**REQUIREMENT:**
Show every line from the entries that follow which holds the word "별점평균".

**EXTRACTED INFORMATION:**
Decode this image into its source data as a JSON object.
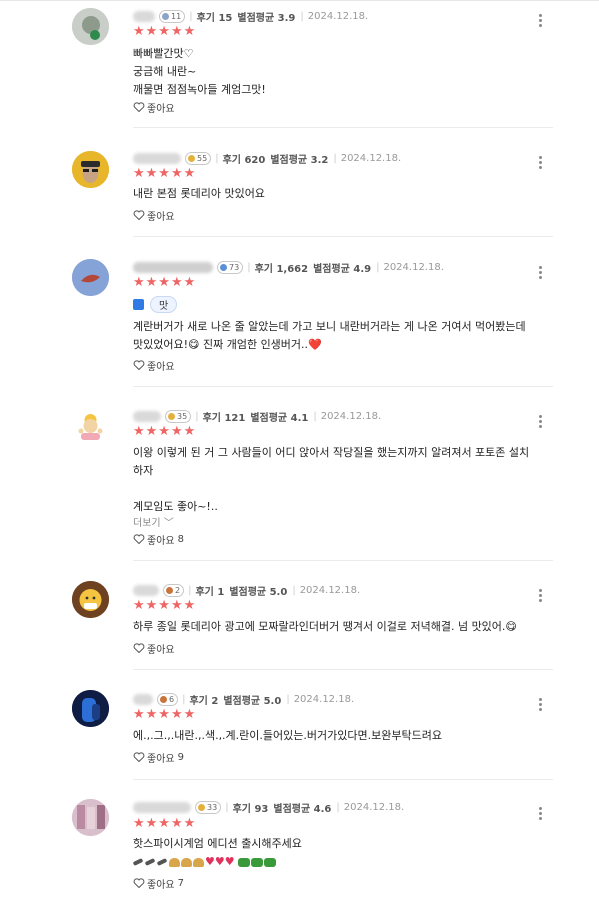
{
  "accent_star_color": "#ef6464",
  "reviews": [
    {
      "badge": "11",
      "badge_color": "#8aa3c7",
      "review_count_label": "후기 15",
      "avg_label": "별점평균 3.9",
      "date": "2024.12.18.",
      "stars": "★★★★★",
      "lines": [
        "빠빠빨간맛♡",
        "궁금해 내란~",
        "깨물면 점점녹아들 계엄그맛!"
      ],
      "like_label": "좋아요",
      "like_count": ""
    },
    {
      "badge": "55",
      "badge_color": "#e3b23c",
      "review_count_label": "후기 620",
      "avg_label": "별점평균 3.2",
      "date": "2024.12.18.",
      "stars": "★★★★★",
      "lines": [
        "내란 본점 롯데리아 맛있어요"
      ],
      "like_label": "좋아요",
      "like_count": ""
    },
    {
      "badge": "73",
      "badge_color": "#5b8fd6",
      "review_count_label": "후기 1,662",
      "avg_label": "별점평균 4.9",
      "date": "2024.12.18.",
      "stars": "★★★★★",
      "reaction_label": "맛",
      "lines": [
        "계란버거가 새로 나온 줄 알았는데 가고 보니 내란버거라는 게 나온 거여서 먹어봤는데",
        "맛있었어요!😋 진짜 개엄한 인생버거..❤️"
      ],
      "like_label": "좋아요",
      "like_count": ""
    },
    {
      "badge": "35",
      "badge_color": "#e3b23c",
      "review_count_label": "후기 121",
      "avg_label": "별점평균 4.1",
      "date": "2024.12.18.",
      "stars": "★★★★★",
      "lines": [
        "이왕 이렇게 된 거 그 사람들이 어디 앉아서 작당질을 했는지까지 알려져서 포토존 설치",
        "하자",
        "",
        "계모임도 좋아~!.."
      ],
      "more_label": "더보기 ﹀",
      "like_label": "좋아요",
      "like_count": "8"
    },
    {
      "badge": "2",
      "badge_color": "#c9743a",
      "review_count_label": "후기 1",
      "avg_label": "별점평균 5.0",
      "date": "2024.12.18.",
      "stars": "★★★★★",
      "lines": [
        "하루 종일 롯데리아 광고에 모짜랄라인더버거 땡겨서 이걸로 저녁해결. 넘 맛있어.😋"
      ],
      "like_label": "좋아요",
      "like_count": ""
    },
    {
      "badge": "6",
      "badge_color": "#c9743a",
      "review_count_label": "후기 2",
      "avg_label": "별점평균 5.0",
      "date": "2024.12.18.",
      "stars": "★★★★★",
      "lines": [
        "에.,.그.,.내란.,.색.,.계.란이.들어있는.버거가있다면.보완부탁드려요"
      ],
      "like_label": "좋아요",
      "like_count": "9"
    },
    {
      "badge": "33",
      "badge_color": "#e3b23c",
      "review_count_label": "후기 93",
      "avg_label": "별점평균 4.6",
      "date": "2024.12.18.",
      "stars": "★★★★★",
      "lines": [
        "핫스파이시계엄 에디션 출시해주세요"
      ],
      "like_label": "좋아요",
      "like_count": "7"
    }
  ]
}
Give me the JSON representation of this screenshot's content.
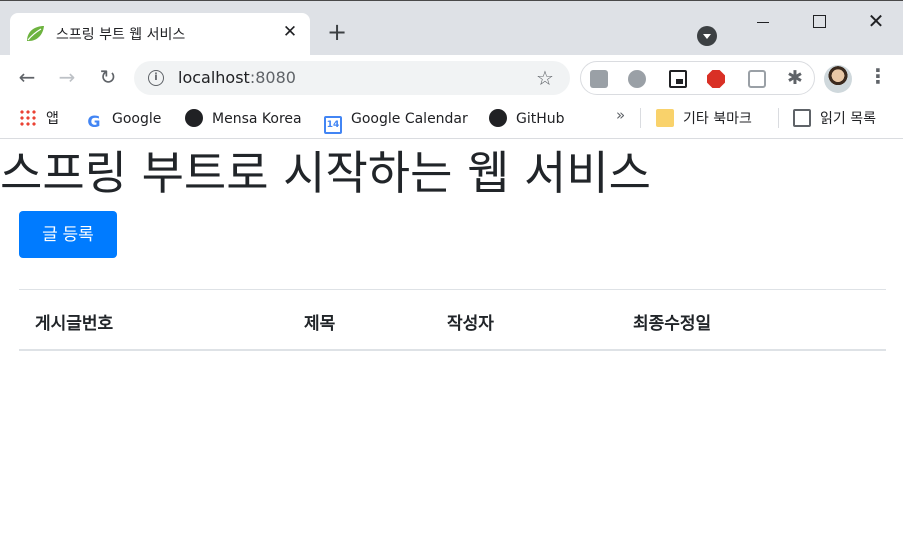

**TASK RESULT:**
      "avg_label": "별점평균 3.9",
      "avg_label": "별점평균 3.2",
      "avg_label": "별점평균 4.9",
      "avg_label": "별점평균 4.1",
      "avg_label": "별점평균 5.0",
      "avg_label": "별점평균 5.0",
      "avg_label": "별점평균 4.6",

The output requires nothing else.